“Major General Jon Cole told us that he wanted to enable better, faster decision-making in order to improve operational efficiency,” he explains. Therefore, SAS’ task was to help the British Army realise the “significant potential” of data through the use of artificial intelligence (AI) to automate tasks and conduct complex analysis.
In 2020, the Army invested in the SAS ‘Viya platform’ as an overture to embarking on its new digital roadmap. The goal was to deliver a new way of working that enabled agility, flexibility, faster deployment, and reduced risk and cost: “SAS put a commercial framework in place to free the Army of limits in terms of their access to our tech capabilities.”

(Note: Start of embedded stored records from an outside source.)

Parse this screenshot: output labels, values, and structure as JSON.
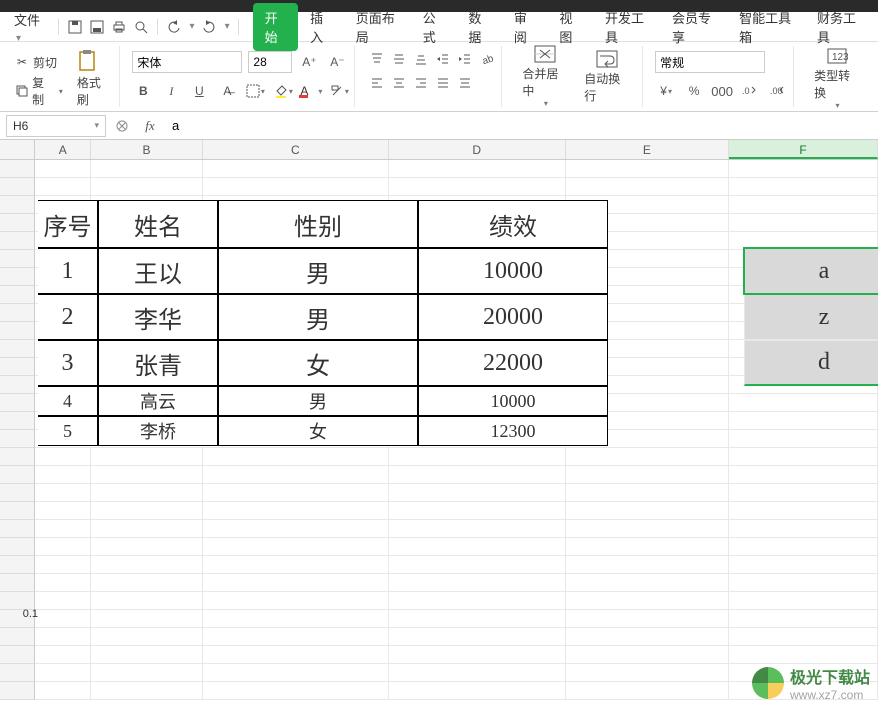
{
  "menu": {
    "file": "文件",
    "tabs": [
      "开始",
      "插入",
      "页面布局",
      "公式",
      "数据",
      "审阅",
      "视图",
      "开发工具",
      "会员专享",
      "智能工具箱",
      "财务工具"
    ],
    "active": 0
  },
  "ribbon": {
    "clipboard": {
      "cut": "剪切",
      "copy": "复制",
      "format_painter": "格式刷"
    },
    "font": {
      "name": "宋体",
      "size": "28"
    },
    "merge": "合并居中",
    "wrap": "自动换行",
    "number_format": "常规",
    "type_convert": "类型转换"
  },
  "formula": {
    "cell_ref": "H6",
    "value": "a"
  },
  "columns": [
    "A",
    "B",
    "C",
    "D",
    "E",
    "F"
  ],
  "selected_col": "F",
  "table": {
    "headers": [
      "序号",
      "姓名",
      "性别",
      "绩效"
    ],
    "rows": [
      [
        "1",
        "王以",
        "男",
        "10000"
      ],
      [
        "2",
        "李华",
        "男",
        "20000"
      ],
      [
        "3",
        "张青",
        "女",
        "22000"
      ],
      [
        "4",
        "高云",
        "男",
        "10000"
      ],
      [
        "5",
        "李桥",
        "女",
        "12300"
      ]
    ]
  },
  "side_values": [
    "a",
    "z",
    "d"
  ],
  "stray_value": "0.1",
  "watermark": {
    "name": "极光下载站",
    "url": "www.xz7.com"
  }
}
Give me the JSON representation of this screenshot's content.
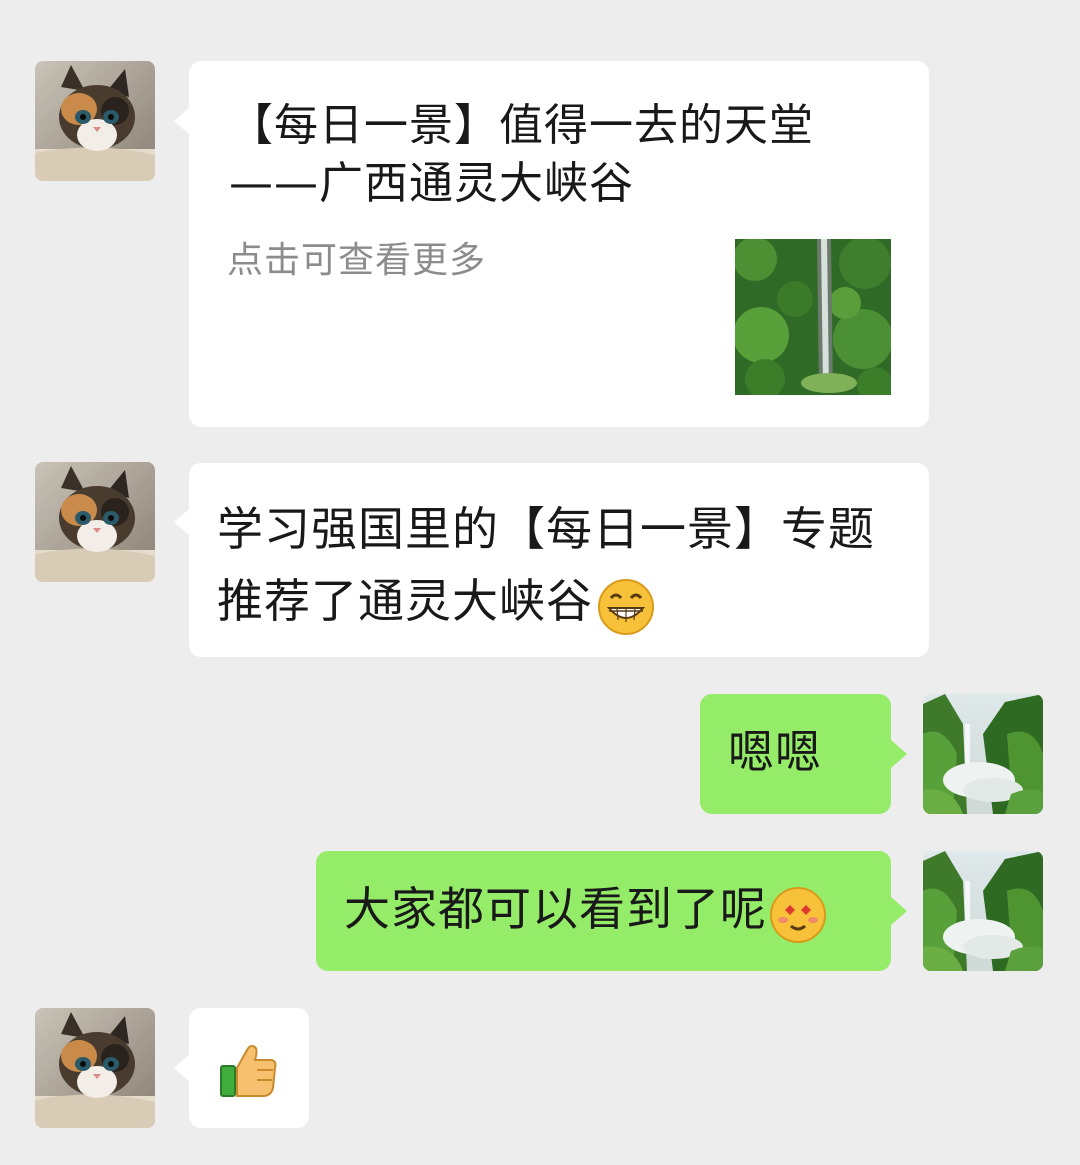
{
  "messages": [
    {
      "sender": "other",
      "type": "link-card",
      "title": "【每日一景】值得一去的天堂——广西通灵大峡谷",
      "description": "点击可查看更多",
      "thumbnail_icon": "waterfall-thumbnail"
    },
    {
      "sender": "other",
      "type": "text",
      "text": "学习强国里的【每日一景】专题推荐了通灵大峡谷",
      "emoji": "grinning-face-emoji"
    },
    {
      "sender": "self",
      "type": "text",
      "text": "嗯嗯"
    },
    {
      "sender": "self",
      "type": "text",
      "text": "大家都可以看到了呢",
      "emoji": "heart-eyes-emoji"
    },
    {
      "sender": "other",
      "type": "sticker",
      "emoji": "thumbs-up-emoji"
    }
  ],
  "avatars": {
    "other": "kitten-avatar",
    "self": "waterfall-landscape-avatar"
  },
  "colors": {
    "background": "#ededed",
    "incoming_bubble": "#ffffff",
    "outgoing_bubble": "#95ec69",
    "text": "#191919",
    "secondary_text": "#8c8c8c"
  }
}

Doing so was important not just in terms of facilitating faster innovation but also, in Crawford’s words, to “connect the unconnected.” This means structuring data in a simultaneously secure and accessible manner for all skill levels, from analysts to data engineers and military commanders. The result is that analytics and decision-making that drives innovation and increases collaboration.
Crawford also highlights the importance of the SAS platform’s open nature, “General Cole was very clear that the Army wanted a way to work with other data and analytics tools such as Python. We allow them to do that, but with improved governance and faster delivery capabilities.”
SAS realises that collaboration is at the heart of a strong partnership and has been closely developing a long-term roadmap with the Army. “Although we're separate organisations, we come together to work effectively as one,” says Crawford. “Companies usually find it very easy to partner with SAS because we're a very open, honest, and people-based business by nature.”
With digital technology itself changing with great regularity, it’s safe to imagine that SAS’ own relationship with the Army will become even closer and more diverse. As SAS assists it in enhancing its operational readiness and providing its commanders with a secure view of key data points, Crawford is certain that the company will have a continually valuable role to play.
“As warfare moves into what we might call ‘the grey-zone’, the need to understand, decide, and act on complex information streams and diverse sources has never been more important. AI, computer vision and natural language processing are technologies that we hope to exploit over the next three to five years in conjunction with the Army.”
Fundamentally, data analytics is a tool for gaining valuable insights and expediting the delivery of outcomes. The goal of the two parties’ partnership, concludes Crawford, will be to reach the point where both access to data and decision-making can be performed qualitatively and in real-time.
“SAS is absolutely delighted to have this relationship with the British Army, and across the MOD. It’s a great privilege to be part of the armed forces covenant.”